Not all who attended the shows opposed Bush. For instance, at the Oct. 3 show in Detroit -- featuring Springsteen and R.E.M. -- Craig Felhandler, a financial advisor wearing a Springsteen T-shirt, good-naturedly told a MoveOn.org organizer that he couldn’t volunteer. He said he was planning to back Bush because of the president’s aggressive response to terrorism.
“We have to take action before it gets bad -- that’s why I’m voting for Bush,” he said. “But I love Bruce Springsteen.”
Still, several of the artists said it appeared that most of those attending the concerts endorsed the tour’s political message.
“It was incredibly supportive,” Stipe said. “The energy was coming from the crowd, not from us.”
Ellen Malcolm, president of America Coming Together, said the $15 million the group expected to raise from the concerts amounted to about one-eighth of its total budget. “We will use the money to put together the biggest get-out-the-vote operation the country has ever seen,” she said.

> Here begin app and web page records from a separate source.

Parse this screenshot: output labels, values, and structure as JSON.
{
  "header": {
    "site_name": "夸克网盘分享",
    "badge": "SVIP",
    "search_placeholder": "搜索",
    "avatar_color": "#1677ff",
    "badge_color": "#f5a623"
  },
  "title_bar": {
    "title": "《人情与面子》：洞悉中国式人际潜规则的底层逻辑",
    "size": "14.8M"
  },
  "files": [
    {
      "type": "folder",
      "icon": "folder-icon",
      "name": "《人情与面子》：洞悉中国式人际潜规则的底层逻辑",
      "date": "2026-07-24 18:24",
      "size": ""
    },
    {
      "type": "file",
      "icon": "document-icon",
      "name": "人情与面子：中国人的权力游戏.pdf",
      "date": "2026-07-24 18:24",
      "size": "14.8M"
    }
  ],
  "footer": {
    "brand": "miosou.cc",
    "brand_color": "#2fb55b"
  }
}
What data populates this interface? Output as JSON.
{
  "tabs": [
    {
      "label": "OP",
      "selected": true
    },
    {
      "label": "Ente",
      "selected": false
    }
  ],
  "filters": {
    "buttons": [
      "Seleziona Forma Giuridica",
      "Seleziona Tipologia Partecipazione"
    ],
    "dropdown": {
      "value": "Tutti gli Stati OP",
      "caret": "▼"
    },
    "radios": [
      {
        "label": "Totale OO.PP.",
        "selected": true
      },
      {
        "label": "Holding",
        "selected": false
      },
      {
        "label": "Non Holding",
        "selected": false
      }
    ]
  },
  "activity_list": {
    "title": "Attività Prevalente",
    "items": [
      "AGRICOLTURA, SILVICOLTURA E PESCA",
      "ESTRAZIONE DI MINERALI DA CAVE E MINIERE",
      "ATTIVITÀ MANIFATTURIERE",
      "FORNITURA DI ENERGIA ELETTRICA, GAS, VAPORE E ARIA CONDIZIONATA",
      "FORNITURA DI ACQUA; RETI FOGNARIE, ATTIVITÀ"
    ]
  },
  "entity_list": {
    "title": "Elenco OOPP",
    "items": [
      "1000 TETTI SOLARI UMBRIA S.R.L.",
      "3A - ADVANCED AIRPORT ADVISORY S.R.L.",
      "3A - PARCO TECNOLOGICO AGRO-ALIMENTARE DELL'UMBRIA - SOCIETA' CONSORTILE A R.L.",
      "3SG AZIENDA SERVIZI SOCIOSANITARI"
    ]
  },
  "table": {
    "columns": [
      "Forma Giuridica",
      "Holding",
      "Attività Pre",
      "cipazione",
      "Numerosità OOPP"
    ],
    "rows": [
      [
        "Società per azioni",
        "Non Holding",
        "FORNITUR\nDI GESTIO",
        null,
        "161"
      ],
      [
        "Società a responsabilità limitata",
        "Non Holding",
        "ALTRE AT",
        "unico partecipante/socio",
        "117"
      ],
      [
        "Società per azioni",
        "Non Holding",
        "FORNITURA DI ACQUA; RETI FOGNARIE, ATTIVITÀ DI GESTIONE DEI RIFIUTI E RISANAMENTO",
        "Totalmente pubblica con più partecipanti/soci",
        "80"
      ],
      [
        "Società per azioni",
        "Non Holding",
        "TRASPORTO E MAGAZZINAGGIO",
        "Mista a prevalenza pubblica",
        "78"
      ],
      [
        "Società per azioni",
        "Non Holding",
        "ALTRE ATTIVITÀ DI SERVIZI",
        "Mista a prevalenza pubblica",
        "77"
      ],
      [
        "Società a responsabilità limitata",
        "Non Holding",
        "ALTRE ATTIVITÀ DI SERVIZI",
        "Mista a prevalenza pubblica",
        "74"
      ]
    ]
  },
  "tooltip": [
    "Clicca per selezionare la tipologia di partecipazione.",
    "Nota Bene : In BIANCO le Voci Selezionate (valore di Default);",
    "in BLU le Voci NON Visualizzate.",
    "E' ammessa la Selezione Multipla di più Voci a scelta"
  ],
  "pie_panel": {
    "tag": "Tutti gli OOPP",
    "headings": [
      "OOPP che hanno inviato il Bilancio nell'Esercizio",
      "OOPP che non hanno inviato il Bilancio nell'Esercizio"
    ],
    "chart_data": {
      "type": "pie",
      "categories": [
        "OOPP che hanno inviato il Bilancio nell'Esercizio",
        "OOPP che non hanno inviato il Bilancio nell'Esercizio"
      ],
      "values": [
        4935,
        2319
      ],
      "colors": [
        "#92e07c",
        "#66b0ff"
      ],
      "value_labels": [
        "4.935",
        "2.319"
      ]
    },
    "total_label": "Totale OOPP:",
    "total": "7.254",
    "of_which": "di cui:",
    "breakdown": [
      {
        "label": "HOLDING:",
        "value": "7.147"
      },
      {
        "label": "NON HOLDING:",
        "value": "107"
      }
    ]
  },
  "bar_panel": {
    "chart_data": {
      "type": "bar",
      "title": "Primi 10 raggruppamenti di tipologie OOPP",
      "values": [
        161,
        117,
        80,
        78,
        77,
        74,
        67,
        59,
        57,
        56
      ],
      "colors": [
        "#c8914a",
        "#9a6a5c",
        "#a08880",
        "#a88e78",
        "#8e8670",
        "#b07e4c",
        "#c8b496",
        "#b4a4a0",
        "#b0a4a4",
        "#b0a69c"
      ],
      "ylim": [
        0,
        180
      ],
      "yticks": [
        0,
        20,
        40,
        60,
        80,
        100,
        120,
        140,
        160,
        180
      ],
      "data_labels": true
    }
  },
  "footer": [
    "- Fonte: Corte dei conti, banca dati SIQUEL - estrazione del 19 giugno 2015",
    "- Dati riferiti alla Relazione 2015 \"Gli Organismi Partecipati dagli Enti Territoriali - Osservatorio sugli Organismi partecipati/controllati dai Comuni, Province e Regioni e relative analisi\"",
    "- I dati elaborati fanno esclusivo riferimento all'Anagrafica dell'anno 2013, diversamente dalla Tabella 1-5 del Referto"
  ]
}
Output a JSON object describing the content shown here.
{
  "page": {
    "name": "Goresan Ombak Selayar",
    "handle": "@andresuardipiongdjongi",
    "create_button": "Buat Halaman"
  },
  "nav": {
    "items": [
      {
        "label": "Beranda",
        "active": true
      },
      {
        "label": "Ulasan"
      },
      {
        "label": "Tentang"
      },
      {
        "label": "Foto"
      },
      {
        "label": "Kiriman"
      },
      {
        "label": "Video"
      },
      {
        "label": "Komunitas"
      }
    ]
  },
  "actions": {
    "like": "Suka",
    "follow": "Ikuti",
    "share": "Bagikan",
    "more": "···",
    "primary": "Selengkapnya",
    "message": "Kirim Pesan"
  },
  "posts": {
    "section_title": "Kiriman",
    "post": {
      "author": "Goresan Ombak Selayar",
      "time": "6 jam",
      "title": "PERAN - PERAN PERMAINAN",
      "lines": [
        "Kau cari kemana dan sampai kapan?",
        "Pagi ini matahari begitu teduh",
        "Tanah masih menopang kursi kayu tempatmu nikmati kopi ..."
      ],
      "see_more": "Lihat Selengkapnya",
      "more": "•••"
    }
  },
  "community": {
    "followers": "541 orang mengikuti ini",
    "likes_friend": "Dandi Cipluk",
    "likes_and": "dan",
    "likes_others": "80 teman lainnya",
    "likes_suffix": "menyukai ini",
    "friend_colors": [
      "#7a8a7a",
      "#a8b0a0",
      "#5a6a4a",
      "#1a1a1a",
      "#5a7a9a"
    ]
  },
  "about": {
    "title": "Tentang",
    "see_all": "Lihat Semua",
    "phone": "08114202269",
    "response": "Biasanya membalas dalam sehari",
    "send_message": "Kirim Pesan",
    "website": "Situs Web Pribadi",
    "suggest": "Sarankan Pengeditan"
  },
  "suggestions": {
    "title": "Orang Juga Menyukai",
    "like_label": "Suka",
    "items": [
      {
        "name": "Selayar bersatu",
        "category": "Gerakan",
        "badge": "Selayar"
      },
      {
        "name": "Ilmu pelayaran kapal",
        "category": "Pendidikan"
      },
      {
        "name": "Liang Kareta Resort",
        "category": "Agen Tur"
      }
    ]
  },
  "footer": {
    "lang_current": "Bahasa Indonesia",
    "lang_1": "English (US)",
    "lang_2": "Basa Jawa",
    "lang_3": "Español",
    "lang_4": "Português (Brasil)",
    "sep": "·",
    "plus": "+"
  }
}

With the artists usually making a recruiting pitch from the stage, MoveOn and America Coming Together attracted hundreds of workers for its get-out-the-vote drives.
Artistically, the shows were noteworthy for the collaborations they produced. Springsteen sang with John Fogerty on Fogerty’s Vietnam-era antiwar song, “Fortunate Son.” Neil Young, who migrated between several of the different concerts, played Bob Dylan’s “All Along the Watchtower” with Pearl Jam one night and with Springsteen another.
The tour also was notable for its absence of politicians or political leaders. All the political messages -- which were generally low-key and brief -- came from the artists themselves.
Political figures remained on the sidelines even at Monday’s show in Washington, which Downs said fit with the artists’ desire to transmit a personal message to their fans.
One of the most pointed moments during the concert came when Natalie Maines of the Dixie Chicks reaffirmed her comment last year that she was “ashamed” Bush came from Texas, her home state.
She said she had been asked if she wanted to apologize for the remark, which caused some radio stations to drop the group’s songs from their playlists. “I thought about it,” she said, “and I thought if I did that, Bush would just call me a flip-flopper.”